I consider myself a good driver. Competent, anyhow. I may never get the driver-of-the-year award, but I’m not as bad as the woman I watched at the post office one afternoon. She slammed her back fender into another car three times before she stuck her head out the window and asked, “Oh my gosh! Is that crashing noise me?”
I’m most comfortable when I am driving my own car. On the rare occasions when I drive my husband’s pickup truck I make sure that I don’t have to back up. I’m good at driving; I’m bad at backing up. I’m bad at turning left, too. So when I drive his truck I simply avoid situations that involve reverse or lefts. The truth is, if you plan ahead, you can live your entire life without ever having to back up. And if you make enough right turns, eventually you get to that spot where one left turn would have put you.
My reluctance to step outside of my driving comfort zone was what kept me from getting behind the wheel of our 10-foot-wide, 34-foot-long motor home that also tows my car when we take trips. Every now and then — especially during those gazillion miles to and from Alaska — my husband would ask if I wanted to drive the RV. But before I’d have a chance to consider, he’d rescind the invitation, probably remembering the times I’d driven our car into the side of the garage, or the time I made a left turn in Japan (where one drives in the left lane) and pivoted around a telephone pole, denting the entire left side of the car. (However, it should be noted that the pole was too close to the road and anyhow, I did get the dent out by using a toilet bowl plunger, so I’d call that little incident a “non-event” on account of that “no harm, no foul” thing.) Anyhow, I’m sure that’s what went through his mind when he’d ask if I wanted to drive the RV, then would quickly distract me by changing the subject.

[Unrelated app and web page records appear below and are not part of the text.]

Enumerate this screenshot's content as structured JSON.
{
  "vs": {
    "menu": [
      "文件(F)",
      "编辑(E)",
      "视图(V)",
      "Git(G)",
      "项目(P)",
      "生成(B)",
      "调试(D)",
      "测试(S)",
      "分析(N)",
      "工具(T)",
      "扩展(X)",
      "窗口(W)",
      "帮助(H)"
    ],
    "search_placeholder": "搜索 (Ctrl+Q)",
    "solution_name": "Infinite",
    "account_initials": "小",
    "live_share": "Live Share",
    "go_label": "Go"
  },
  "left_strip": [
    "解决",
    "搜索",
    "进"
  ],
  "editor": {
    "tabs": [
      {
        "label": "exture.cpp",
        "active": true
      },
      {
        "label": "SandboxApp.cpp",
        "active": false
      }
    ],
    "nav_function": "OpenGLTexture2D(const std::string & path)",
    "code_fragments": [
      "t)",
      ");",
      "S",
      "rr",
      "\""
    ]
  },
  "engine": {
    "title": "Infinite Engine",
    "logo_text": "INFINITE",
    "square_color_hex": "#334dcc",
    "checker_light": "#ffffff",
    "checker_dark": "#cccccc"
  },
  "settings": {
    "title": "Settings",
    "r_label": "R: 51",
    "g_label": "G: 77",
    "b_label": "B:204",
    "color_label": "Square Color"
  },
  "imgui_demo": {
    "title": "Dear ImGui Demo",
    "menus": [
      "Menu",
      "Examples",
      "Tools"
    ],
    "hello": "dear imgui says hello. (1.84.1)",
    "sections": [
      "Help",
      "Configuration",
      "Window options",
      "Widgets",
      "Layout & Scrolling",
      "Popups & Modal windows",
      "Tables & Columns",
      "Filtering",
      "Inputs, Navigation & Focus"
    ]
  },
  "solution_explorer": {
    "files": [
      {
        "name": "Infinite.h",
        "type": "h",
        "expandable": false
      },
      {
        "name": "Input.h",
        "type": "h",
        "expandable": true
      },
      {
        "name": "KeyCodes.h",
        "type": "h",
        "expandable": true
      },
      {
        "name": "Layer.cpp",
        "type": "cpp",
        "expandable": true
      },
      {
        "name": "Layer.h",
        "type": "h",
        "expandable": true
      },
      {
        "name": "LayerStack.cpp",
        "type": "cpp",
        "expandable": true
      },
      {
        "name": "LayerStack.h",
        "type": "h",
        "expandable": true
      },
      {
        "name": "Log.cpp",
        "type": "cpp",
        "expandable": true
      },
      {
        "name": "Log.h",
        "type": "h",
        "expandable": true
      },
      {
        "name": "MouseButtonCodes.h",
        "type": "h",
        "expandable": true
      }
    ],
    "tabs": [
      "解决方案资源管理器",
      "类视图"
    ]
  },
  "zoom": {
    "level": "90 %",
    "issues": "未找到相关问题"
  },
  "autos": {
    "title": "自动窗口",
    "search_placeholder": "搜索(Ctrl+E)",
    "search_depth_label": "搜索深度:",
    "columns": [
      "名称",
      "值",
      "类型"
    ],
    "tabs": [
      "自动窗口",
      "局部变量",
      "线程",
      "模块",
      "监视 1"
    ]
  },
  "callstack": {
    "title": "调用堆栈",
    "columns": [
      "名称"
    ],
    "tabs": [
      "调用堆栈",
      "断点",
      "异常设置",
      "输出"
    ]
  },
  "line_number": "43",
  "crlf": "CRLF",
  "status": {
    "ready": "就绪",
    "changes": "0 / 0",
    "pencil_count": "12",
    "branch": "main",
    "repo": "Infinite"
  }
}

But one day I said “Yes!” before he had a chance to say “Oh, look, a cow!” So we switched seats. He helped me adjust the side mirrors. There’s no rearview mirror in our RV because who the hell can see that far behind you? Anyhow, I sure can’t. Instead, there’s a camera on the back of the RV and the monitor is built into the dashboard.
“This is fun!” I said after about 10 minutes on the road.
That’s good, my driving instructor told me, then suggested that I go a little faster than 20 mph. Faster was scarier. I clutched the steering wheel in a death grip and tried to remember the rules: Stay in your lane, watch your speed, glance in your side mirrors, check the monitor to make sure the towed car hasn’t detached itself.
I got the RV to highway cruising speed and was doing great. It was like driving a bus, a bus pulling a car. I was king of the road and I liked it! Then I saw three words that made me freeze: TOLL BOOTH AHEAD. I screamed “Toll booth ahead! I can’t drive through a toll booth!”
“Sure you can,” said the man who’s always had way too much confidence in me.
Obviously, toll booths were invented by a person who didn’t drive a 10-foot-wide RV, which is why they are about 10-feet, 5-inches wide, leaving a generous 2 1/2 inches of wiggle room on either side.
I was sure I couldn’t do it, but like the air-traffic controller who helps the passenger land a 747 when the pilots have passed out from food poisoning, my copilot talked me through that toll booth. I was still screaming “I can’t do this!” as we got to the toll taker who pried loose the quarters that had embedded themselves into my palm during the final moments of our approach. Somehow I got us through that skinny space. It did take me about 40-45 minutes, and it was noisy because the drivers behind us weren’t as patient as my copilot. But when I saw that we were fully through, I felt fantastic! I had done it! It was as if I had just helped a camel pass through the eye of a needle. A 35-foot camel. With side mirrors.